DIRECTIONS: The response must contain every line below in which "value" appears.

•••••

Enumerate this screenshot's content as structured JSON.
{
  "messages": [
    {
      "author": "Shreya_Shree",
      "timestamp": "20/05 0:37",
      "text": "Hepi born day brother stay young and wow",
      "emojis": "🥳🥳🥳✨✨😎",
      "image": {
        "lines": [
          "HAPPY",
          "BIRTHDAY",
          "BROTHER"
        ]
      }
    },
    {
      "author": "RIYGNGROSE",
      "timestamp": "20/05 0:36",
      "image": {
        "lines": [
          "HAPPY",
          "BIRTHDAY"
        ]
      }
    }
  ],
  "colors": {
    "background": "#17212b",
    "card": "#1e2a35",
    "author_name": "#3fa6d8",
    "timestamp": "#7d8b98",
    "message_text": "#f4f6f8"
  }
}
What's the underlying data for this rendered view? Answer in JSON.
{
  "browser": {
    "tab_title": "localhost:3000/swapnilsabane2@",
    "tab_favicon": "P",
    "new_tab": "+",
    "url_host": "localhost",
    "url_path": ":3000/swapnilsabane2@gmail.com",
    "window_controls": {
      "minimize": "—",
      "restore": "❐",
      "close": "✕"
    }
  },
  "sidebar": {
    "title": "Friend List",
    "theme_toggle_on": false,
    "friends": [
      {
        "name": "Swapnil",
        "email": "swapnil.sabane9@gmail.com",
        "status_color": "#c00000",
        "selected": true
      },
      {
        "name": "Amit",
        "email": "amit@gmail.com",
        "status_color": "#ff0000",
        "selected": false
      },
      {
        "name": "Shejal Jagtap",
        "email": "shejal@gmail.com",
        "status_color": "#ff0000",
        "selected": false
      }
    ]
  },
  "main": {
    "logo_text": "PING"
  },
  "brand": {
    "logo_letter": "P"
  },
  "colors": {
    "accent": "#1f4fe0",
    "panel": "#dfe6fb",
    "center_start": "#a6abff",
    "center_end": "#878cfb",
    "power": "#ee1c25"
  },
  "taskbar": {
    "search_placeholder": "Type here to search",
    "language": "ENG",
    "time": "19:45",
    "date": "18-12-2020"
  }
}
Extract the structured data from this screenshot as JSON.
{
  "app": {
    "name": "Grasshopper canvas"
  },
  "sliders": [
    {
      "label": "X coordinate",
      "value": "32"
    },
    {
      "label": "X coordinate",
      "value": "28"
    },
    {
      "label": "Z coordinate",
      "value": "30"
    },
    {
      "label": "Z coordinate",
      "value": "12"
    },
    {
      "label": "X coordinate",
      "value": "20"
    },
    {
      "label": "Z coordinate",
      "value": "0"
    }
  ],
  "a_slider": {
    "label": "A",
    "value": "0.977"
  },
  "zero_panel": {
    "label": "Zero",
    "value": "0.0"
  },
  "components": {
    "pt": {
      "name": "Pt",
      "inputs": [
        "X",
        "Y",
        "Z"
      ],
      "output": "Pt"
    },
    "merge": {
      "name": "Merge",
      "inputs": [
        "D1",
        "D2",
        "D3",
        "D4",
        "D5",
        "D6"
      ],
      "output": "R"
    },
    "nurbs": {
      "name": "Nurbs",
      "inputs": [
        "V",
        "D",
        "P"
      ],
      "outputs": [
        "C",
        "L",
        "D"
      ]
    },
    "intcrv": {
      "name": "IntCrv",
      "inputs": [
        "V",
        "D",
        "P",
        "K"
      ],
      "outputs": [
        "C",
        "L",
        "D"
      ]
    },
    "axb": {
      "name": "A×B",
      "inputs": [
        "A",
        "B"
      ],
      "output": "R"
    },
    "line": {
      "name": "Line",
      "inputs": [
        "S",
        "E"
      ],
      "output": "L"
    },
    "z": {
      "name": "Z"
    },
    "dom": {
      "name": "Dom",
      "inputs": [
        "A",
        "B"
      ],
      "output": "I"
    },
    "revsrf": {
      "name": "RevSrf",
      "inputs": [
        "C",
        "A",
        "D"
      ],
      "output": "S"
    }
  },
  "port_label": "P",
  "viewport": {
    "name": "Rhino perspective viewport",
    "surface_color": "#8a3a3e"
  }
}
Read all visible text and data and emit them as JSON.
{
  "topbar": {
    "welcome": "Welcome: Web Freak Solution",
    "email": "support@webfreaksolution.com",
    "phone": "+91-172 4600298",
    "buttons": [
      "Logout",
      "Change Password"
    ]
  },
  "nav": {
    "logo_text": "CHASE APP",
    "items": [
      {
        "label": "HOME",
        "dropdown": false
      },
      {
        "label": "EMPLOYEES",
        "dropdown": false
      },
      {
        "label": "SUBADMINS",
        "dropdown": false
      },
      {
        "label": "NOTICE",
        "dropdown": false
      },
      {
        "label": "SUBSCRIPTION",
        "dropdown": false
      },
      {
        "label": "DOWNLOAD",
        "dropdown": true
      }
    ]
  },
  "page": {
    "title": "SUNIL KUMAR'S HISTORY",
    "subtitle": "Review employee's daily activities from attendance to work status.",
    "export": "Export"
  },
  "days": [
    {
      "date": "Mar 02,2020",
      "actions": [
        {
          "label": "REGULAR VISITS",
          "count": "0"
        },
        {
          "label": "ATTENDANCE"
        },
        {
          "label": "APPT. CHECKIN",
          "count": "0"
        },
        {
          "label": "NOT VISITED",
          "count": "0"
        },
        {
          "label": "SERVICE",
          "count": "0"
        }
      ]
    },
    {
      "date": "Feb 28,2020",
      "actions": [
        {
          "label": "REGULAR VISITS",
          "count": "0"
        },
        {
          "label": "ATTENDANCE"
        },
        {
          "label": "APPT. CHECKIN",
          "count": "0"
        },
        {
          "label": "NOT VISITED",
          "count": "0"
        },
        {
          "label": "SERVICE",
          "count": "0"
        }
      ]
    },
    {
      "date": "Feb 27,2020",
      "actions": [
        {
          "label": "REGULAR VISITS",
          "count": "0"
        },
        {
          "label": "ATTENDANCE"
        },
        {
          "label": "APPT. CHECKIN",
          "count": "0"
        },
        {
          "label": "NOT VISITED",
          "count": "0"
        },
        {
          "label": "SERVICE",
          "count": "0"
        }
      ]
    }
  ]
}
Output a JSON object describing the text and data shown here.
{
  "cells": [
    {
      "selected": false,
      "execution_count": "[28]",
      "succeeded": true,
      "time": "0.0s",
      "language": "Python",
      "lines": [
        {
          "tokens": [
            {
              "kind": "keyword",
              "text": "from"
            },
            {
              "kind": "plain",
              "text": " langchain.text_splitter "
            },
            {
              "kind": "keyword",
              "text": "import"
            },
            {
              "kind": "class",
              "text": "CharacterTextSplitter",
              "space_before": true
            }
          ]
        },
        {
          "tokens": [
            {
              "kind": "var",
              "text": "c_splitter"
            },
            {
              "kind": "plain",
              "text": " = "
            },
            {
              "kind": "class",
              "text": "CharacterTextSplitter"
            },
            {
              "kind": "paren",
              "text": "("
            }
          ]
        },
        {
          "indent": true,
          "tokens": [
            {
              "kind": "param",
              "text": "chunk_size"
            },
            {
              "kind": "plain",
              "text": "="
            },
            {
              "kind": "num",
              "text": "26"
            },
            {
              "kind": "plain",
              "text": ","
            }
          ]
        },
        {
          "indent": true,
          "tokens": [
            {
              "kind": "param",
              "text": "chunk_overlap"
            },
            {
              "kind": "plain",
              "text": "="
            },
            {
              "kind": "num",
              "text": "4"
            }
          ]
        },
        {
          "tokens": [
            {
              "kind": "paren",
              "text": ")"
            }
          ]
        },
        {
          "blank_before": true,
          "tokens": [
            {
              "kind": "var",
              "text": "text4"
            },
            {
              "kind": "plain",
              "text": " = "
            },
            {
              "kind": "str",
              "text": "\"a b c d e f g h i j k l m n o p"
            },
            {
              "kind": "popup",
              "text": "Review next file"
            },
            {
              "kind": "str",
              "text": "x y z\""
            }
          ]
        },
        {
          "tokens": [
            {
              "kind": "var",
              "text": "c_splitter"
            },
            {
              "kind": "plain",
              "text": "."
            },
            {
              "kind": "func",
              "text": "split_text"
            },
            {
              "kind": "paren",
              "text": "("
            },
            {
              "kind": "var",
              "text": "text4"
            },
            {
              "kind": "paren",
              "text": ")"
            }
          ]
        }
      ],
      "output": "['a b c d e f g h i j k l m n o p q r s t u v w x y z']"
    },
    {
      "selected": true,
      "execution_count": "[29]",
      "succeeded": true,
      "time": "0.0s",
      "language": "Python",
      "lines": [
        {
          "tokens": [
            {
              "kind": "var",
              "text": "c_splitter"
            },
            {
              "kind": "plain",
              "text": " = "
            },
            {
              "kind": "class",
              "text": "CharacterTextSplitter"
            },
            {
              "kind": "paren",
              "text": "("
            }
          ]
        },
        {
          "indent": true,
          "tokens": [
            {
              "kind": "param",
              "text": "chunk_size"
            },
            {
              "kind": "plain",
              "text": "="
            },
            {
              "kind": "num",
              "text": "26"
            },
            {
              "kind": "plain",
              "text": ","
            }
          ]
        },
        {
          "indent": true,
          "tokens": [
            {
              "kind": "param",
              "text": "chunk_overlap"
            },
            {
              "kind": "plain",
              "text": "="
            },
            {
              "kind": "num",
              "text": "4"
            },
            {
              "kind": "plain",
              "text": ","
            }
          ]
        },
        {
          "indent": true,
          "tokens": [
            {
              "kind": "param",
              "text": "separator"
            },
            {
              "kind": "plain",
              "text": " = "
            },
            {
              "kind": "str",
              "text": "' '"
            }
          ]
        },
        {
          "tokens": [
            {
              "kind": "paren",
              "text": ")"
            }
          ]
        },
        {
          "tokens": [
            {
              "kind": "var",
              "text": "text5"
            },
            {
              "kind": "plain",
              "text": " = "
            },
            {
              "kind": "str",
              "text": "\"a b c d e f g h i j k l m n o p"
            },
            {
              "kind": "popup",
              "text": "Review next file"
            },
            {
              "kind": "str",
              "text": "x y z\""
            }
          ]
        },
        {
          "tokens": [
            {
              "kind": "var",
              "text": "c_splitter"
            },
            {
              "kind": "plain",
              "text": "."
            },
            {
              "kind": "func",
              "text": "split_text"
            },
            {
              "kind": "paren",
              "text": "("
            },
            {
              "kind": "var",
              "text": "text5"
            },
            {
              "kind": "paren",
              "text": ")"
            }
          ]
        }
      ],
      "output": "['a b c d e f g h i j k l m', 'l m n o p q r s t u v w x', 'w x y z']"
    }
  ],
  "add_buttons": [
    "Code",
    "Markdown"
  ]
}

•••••

OUTPUT:
      "value": "32"
      "value": "28"
      "value": "30"
      "value": "12"
      "value": "20"
      "value": "0"
    "value": "0.977"
    "value": "0.0"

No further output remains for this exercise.